### Work item
Output the data that follows exactly, line for line.
====== Exercise data
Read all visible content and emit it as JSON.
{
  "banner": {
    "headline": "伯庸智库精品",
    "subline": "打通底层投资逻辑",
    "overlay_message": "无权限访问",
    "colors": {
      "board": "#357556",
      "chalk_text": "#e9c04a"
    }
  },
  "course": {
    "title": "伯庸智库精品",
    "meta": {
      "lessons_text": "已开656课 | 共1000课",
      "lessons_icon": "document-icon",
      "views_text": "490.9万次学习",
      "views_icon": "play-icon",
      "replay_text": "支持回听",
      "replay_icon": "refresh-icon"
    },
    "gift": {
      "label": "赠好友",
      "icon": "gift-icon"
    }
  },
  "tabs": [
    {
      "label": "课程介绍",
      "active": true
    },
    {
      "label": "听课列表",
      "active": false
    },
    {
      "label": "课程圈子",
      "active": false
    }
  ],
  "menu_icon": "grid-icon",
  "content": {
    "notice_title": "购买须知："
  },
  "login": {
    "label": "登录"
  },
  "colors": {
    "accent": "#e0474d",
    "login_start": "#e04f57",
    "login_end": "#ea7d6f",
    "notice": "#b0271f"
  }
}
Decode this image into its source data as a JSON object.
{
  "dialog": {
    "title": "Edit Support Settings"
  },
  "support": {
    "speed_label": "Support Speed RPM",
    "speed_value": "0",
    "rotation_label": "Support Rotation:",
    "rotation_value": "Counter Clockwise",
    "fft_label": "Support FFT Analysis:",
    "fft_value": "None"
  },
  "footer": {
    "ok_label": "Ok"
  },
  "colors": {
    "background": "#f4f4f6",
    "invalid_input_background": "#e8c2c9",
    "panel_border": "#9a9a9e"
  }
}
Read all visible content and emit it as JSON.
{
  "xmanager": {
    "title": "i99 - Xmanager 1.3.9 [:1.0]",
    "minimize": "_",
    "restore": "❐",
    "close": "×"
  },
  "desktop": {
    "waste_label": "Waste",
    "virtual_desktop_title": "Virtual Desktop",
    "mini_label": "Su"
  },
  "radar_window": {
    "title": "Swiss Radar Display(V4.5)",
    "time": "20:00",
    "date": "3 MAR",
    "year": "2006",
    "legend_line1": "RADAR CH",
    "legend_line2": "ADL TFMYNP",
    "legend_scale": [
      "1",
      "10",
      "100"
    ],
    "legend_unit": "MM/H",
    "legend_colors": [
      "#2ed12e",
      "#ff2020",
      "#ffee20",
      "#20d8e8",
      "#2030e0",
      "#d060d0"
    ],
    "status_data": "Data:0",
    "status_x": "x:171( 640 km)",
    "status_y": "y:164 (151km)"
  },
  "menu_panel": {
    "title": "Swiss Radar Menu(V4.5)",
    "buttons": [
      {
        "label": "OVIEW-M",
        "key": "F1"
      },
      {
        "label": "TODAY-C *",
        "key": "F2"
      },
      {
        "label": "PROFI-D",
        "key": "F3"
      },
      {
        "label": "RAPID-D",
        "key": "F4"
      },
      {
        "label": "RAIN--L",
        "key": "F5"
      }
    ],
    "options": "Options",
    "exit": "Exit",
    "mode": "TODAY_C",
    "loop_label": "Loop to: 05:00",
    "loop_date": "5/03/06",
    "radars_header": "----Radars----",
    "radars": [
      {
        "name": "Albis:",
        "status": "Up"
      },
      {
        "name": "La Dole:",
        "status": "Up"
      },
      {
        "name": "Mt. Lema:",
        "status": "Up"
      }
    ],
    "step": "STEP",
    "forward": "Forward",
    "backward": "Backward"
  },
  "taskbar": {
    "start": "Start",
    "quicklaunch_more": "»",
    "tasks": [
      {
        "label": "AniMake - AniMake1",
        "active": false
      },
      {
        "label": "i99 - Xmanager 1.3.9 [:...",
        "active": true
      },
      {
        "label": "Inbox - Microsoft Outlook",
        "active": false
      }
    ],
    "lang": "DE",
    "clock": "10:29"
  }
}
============
### Result of the task
Read all visible content and emit it as JSON.
{
  "banner": {
    "headline": "伯庸智库精品",
    "subline": "打通底层投资逻辑",
    "overlay_message": "无权限访问",
    "colors": {
      "board": "#357556",
      "chalk_text": "#e9c04a"
    }
  },
  "course": {
    "title": "伯庸智库精品",
    "meta": {
      "lessons_text": "已开656课 | 共1000课",
      "lessons_icon": "document-icon",
      "views_text": "490.9万次学习",
      "views_icon": "play-icon",
      "replay_text": "支持回听",
      "replay_icon": "refresh-icon"
    },
    "gift": {
      "label": "赠好友",
      "icon": "gift-icon"
    }
  },
  "tabs": [
    {
      "label": "课程介绍",
      "active": true
    },
    {
      "label": "听课列表",
      "active": false
    },
    {
      "label": "课程圈子",
      "active": false
    }
  ],
  "menu_icon": "grid-icon",
  "content": {
    "notice_title": "购买须知："
  },
  "login": {
    "label": "登录"
  },
  "colors": {
    "accent": "#e0474d",
    "login_start": "#e04f57",
    "login_end": "#ea7d6f",
    "notice": "#b0271f"
  }
}
Decode this image into its source data as a JSON object.
{
  "dialog": {
    "title": "Edit Support Settings"
  },
  "support": {
    "speed_label": "Support Speed RPM",
    "speed_value": "0",
    "rotation_label": "Support Rotation:",
    "rotation_value": "Counter Clockwise",
    "fft_label": "Support FFT Analysis:",
    "fft_value": "None"
  },
  "footer": {
    "ok_label": "Ok"
  },
  "colors": {
    "background": "#f4f4f6",
    "invalid_input_background": "#e8c2c9",
    "panel_border": "#9a9a9e"
  }
}
Read all visible content and emit it as JSON.
{
  "xmanager": {
    "title": "i99 - Xmanager 1.3.9 [:1.0]",
    "minimize": "_",
    "restore": "❐",
    "close": "×"
  },
  "desktop": {
    "waste_label": "Waste",
    "virtual_desktop_title": "Virtual Desktop",
    "mini_label": "Su"
  },
  "radar_window": {
    "title": "Swiss Radar Display(V4.5)",
    "time": "20:00",
    "date": "3 MAR",
    "year": "2006",
    "legend_line1": "RADAR CH",
    "legend_line2": "ADL TFMYNP",
    "legend_scale": [
      "1",
      "10",
      "100"
    ],
    "legend_unit": "MM/H",
    "legend_colors": [
      "#2ed12e",
      "#ff2020",
      "#ffee20",
      "#20d8e8",
      "#2030e0",
      "#d060d0"
    ],
    "status_data": "Data:0",
    "status_x": "x:171( 640 km)",
    "status_y": "y:164 (151km)"
  },
  "menu_panel": {
    "title": "Swiss Radar Menu(V4.5)",
    "buttons": [
      {
        "label": "OVIEW-M",
        "key": "F1"
      },
      {
        "label": "TODAY-C *",
        "key": "F2"
      },
      {
        "label": "PROFI-D",
        "key": "F3"
      },
      {
        "label": "RAPID-D",
        "key": "F4"
      },
      {
        "label": "RAIN--L",
        "key": "F5"
      }
    ],
    "options": "Options",
    "exit": "Exit",
    "mode": "TODAY_C",
    "loop_label": "Loop to: 05:00",
    "loop_date": "5/03/06",
    "radars_header": "----Radars----",
    "radars": [
      {
        "name": "Albis:",
        "status": "Up"
      },
      {
        "name": "La Dole:",
        "status": "Up"
      },
      {
        "name": "Mt. Lema:",
        "status": "Up"
      }
    ],
    "step": "STEP",
    "forward": "Forward",
    "backward": "Backward"
  },
  "taskbar": {
    "start": "Start",
    "quicklaunch_more": "»",
    "tasks": [
      {
        "label": "AniMake - AniMake1",
        "active": false
      },
      {
        "label": "i99 - Xmanager 1.3.9 [:...",
        "active": true
      },
      {
        "label": "Inbox - Microsoft Outlook",
        "active": false
      }
    ],
    "lang": "DE",
    "clock": "10:29"
  }
}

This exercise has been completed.